*WORK REQUIRED*. Whatever the data contains, copy all of it exactly.

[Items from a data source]
· · · · ·

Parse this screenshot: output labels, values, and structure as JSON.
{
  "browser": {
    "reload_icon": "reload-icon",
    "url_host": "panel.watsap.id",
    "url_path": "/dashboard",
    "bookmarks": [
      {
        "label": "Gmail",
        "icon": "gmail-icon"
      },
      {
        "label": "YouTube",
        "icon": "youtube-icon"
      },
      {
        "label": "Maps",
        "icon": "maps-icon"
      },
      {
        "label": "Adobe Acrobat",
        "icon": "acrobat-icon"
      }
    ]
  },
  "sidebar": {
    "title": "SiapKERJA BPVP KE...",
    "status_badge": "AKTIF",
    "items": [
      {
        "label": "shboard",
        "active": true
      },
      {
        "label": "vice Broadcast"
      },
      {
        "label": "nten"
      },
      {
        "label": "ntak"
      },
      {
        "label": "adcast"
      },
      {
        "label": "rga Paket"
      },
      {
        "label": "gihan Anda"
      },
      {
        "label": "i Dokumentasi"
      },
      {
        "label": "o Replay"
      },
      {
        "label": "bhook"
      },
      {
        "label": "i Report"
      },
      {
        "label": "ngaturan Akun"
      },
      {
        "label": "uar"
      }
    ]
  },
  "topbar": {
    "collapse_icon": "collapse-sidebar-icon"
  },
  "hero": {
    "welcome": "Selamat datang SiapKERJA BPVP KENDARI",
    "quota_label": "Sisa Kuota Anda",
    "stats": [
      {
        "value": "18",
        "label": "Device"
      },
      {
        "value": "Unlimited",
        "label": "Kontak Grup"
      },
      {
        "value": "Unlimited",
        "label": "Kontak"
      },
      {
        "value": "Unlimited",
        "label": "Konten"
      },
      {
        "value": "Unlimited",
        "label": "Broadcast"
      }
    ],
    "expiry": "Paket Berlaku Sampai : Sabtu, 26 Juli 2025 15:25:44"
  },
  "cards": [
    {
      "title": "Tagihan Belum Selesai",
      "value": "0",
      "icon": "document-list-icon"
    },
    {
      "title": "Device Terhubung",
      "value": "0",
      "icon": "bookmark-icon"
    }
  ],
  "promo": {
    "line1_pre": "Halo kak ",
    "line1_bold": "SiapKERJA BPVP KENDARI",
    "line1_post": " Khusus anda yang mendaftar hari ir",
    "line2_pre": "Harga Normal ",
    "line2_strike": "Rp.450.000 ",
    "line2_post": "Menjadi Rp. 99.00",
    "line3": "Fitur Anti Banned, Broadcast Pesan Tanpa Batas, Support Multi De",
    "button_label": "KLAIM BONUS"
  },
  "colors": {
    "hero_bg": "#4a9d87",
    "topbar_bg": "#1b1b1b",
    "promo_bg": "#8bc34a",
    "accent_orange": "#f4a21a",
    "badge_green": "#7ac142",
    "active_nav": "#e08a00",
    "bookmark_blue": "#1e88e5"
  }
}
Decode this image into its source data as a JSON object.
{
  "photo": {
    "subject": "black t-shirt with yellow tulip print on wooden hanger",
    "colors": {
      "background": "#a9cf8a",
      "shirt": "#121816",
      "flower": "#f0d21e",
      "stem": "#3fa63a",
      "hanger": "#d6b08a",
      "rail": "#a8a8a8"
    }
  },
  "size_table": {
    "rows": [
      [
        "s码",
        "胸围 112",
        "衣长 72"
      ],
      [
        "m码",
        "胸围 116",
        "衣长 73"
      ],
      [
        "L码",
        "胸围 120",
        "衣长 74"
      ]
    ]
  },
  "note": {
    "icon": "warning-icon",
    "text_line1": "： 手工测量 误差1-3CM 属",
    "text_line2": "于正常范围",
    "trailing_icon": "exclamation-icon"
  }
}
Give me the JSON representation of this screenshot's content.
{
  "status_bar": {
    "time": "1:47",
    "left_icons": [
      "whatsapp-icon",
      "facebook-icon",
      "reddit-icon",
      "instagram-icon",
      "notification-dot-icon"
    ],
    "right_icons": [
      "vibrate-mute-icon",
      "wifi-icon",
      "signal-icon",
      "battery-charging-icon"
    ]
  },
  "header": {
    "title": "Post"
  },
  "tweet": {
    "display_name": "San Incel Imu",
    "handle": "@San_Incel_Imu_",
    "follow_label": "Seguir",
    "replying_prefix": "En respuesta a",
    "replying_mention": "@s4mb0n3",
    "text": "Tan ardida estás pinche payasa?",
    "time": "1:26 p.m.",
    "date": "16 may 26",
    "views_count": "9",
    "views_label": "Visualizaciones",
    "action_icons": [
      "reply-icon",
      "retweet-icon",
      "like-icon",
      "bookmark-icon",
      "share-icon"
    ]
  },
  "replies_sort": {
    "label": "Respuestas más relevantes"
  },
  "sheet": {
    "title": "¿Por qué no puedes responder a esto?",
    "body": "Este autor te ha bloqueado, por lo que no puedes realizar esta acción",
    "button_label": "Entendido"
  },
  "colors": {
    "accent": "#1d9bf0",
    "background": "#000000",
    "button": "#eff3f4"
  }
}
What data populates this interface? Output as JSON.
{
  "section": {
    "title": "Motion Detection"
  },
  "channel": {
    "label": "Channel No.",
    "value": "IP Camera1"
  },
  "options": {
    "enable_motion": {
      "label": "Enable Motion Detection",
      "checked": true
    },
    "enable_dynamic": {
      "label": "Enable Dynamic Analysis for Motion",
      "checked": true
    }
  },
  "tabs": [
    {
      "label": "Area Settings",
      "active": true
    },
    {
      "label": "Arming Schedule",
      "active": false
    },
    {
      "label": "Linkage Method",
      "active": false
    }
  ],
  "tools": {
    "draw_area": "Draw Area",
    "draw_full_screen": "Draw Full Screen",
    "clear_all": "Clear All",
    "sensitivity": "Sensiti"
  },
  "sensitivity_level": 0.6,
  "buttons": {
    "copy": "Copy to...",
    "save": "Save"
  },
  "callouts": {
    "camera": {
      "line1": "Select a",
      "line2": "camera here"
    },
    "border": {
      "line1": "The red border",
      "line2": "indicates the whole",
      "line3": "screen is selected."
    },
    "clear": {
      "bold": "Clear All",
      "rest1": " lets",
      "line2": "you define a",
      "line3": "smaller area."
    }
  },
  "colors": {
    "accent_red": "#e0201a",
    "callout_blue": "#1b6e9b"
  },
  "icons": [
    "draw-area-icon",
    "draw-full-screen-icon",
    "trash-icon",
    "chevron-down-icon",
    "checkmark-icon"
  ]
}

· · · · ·

*RESULT*.
Parse this screenshot: output labels, values, and structure as JSON.
{
  "browser": {
    "reload_icon": "reload-icon",
    "url_host": "panel.watsap.id",
    "url_path": "/dashboard",
    "bookmarks": [
      {
        "label": "Gmail",
        "icon": "gmail-icon"
      },
      {
        "label": "YouTube",
        "icon": "youtube-icon"
      },
      {
        "label": "Maps",
        "icon": "maps-icon"
      },
      {
        "label": "Adobe Acrobat",
        "icon": "acrobat-icon"
      }
    ]
  },
  "sidebar": {
    "title": "SiapKERJA BPVP KE...",
    "status_badge": "AKTIF",
    "items": [
      {
        "label": "shboard",
        "active": true
      },
      {
        "label": "vice Broadcast"
      },
      {
        "label": "nten"
      },
      {
        "label": "ntak"
      },
      {
        "label": "adcast"
      },
      {
        "label": "rga Paket"
      },
      {
        "label": "gihan Anda"
      },
      {
        "label": "i Dokumentasi"
      },
      {
        "label": "o Replay"
      },
      {
        "label": "bhook"
      },
      {
        "label": "i Report"
      },
      {
        "label": "ngaturan Akun"
      },
      {
        "label": "uar"
      }
    ]
  },
  "topbar": {
    "collapse_icon": "collapse-sidebar-icon"
  },
  "hero": {
    "welcome": "Selamat datang SiapKERJA BPVP KENDARI",
    "quota_label": "Sisa Kuota Anda",
    "stats": [
      {
        "value": "18",
        "label": "Device"
      },
      {
        "value": "Unlimited",
        "label": "Kontak Grup"
      },
      {
        "value": "Unlimited",
        "label": "Kontak"
      },
      {
        "value": "Unlimited",
        "label": "Konten"
      },
      {
        "value": "Unlimited",
        "label": "Broadcast"
      }
    ],
    "expiry": "Paket Berlaku Sampai : Sabtu, 26 Juli 2025 15:25:44"
  },
  "cards": [
    {
      "title": "Tagihan Belum Selesai",
      "value": "0",
      "icon": "document-list-icon"
    },
    {
      "title": "Device Terhubung",
      "value": "0",
      "icon": "bookmark-icon"
    }
  ],
  "promo": {
    "line1_pre": "Halo kak ",
    "line1_bold": "SiapKERJA BPVP KENDARI",
    "line1_post": " Khusus anda yang mendaftar hari ir",
    "line2_pre": "Harga Normal ",
    "line2_strike": "Rp.450.000 ",
    "line2_post": "Menjadi Rp. 99.00",
    "line3": "Fitur Anti Banned, Broadcast Pesan Tanpa Batas, Support Multi De",
    "button_label": "KLAIM BONUS"
  },
  "colors": {
    "hero_bg": "#4a9d87",
    "topbar_bg": "#1b1b1b",
    "promo_bg": "#8bc34a",
    "accent_orange": "#f4a21a",
    "badge_green": "#7ac142",
    "active_nav": "#e08a00",
    "bookmark_blue": "#1e88e5"
  }
}
Decode this image into its source data as a JSON object.
{
  "photo": {
    "subject": "black t-shirt with yellow tulip print on wooden hanger",
    "colors": {
      "background": "#a9cf8a",
      "shirt": "#121816",
      "flower": "#f0d21e",
      "stem": "#3fa63a",
      "hanger": "#d6b08a",
      "rail": "#a8a8a8"
    }
  },
  "size_table": {
    "rows": [
      [
        "s码",
        "胸围 112",
        "衣长 72"
      ],
      [
        "m码",
        "胸围 116",
        "衣长 73"
      ],
      [
        "L码",
        "胸围 120",
        "衣长 74"
      ]
    ]
  },
  "note": {
    "icon": "warning-icon",
    "text_line1": "： 手工测量 误差1-3CM 属",
    "text_line2": "于正常范围",
    "trailing_icon": "exclamation-icon"
  }
}
Give me the JSON representation of this screenshot's content.
{
  "status_bar": {
    "time": "1:47",
    "left_icons": [
      "whatsapp-icon",
      "facebook-icon",
      "reddit-icon",
      "instagram-icon",
      "notification-dot-icon"
    ],
    "right_icons": [
      "vibrate-mute-icon",
      "wifi-icon",
      "signal-icon",
      "battery-charging-icon"
    ]
  },
  "header": {
    "title": "Post"
  },
  "tweet": {
    "display_name": "San Incel Imu",
    "handle": "@San_Incel_Imu_",
    "follow_label": "Seguir",
    "replying_prefix": "En respuesta a",
    "replying_mention": "@s4mb0n3",
    "text": "Tan ardida estás pinche payasa?",
    "time": "1:26 p.m.",
    "date": "16 may 26",
    "views_count": "9",
    "views_label": "Visualizaciones",
    "action_icons": [
      "reply-icon",
      "retweet-icon",
      "like-icon",
      "bookmark-icon",
      "share-icon"
    ]
  },
  "replies_sort": {
    "label": "Respuestas más relevantes"
  },
  "sheet": {
    "title": "¿Por qué no puedes responder a esto?",
    "body": "Este autor te ha bloqueado, por lo que no puedes realizar esta acción",
    "button_label": "Entendido"
  },
  "colors": {
    "accent": "#1d9bf0",
    "background": "#000000",
    "button": "#eff3f4"
  }
}
What data populates this interface? Output as JSON.
{
  "section": {
    "title": "Motion Detection"
  },
  "channel": {
    "label": "Channel No.",
    "value": "IP Camera1"
  },
  "options": {
    "enable_motion": {
      "label": "Enable Motion Detection",
      "checked": true
    },
    "enable_dynamic": {
      "label": "Enable Dynamic Analysis for Motion",
      "checked": true
    }
  },
  "tabs": [
    {
      "label": "Area Settings",
      "active": true
    },
    {
      "label": "Arming Schedule",
      "active": false
    },
    {
      "label": "Linkage Method",
      "active": false
    }
  ],
  "tools": {
    "draw_area": "Draw Area",
    "draw_full_screen": "Draw Full Screen",
    "clear_all": "Clear All",
    "sensitivity": "Sensiti"
  },
  "sensitivity_level": 0.6,
  "buttons": {
    "copy": "Copy to...",
    "save": "Save"
  },
  "callouts": {
    "camera": {
      "line1": "Select a",
      "line2": "camera here"
    },
    "border": {
      "line1": "The red border",
      "line2": "indicates the whole",
      "line3": "screen is selected."
    },
    "clear": {
      "bold": "Clear All",
      "rest1": " lets",
      "line2": "you define a",
      "line3": "smaller area."
    }
  },
  "colors": {
    "accent_red": "#e0201a",
    "callout_blue": "#1b6e9b"
  },
  "icons": [
    "draw-area-icon",
    "draw-full-screen-icon",
    "trash-icon",
    "chevron-down-icon",
    "checkmark-icon"
  ]
}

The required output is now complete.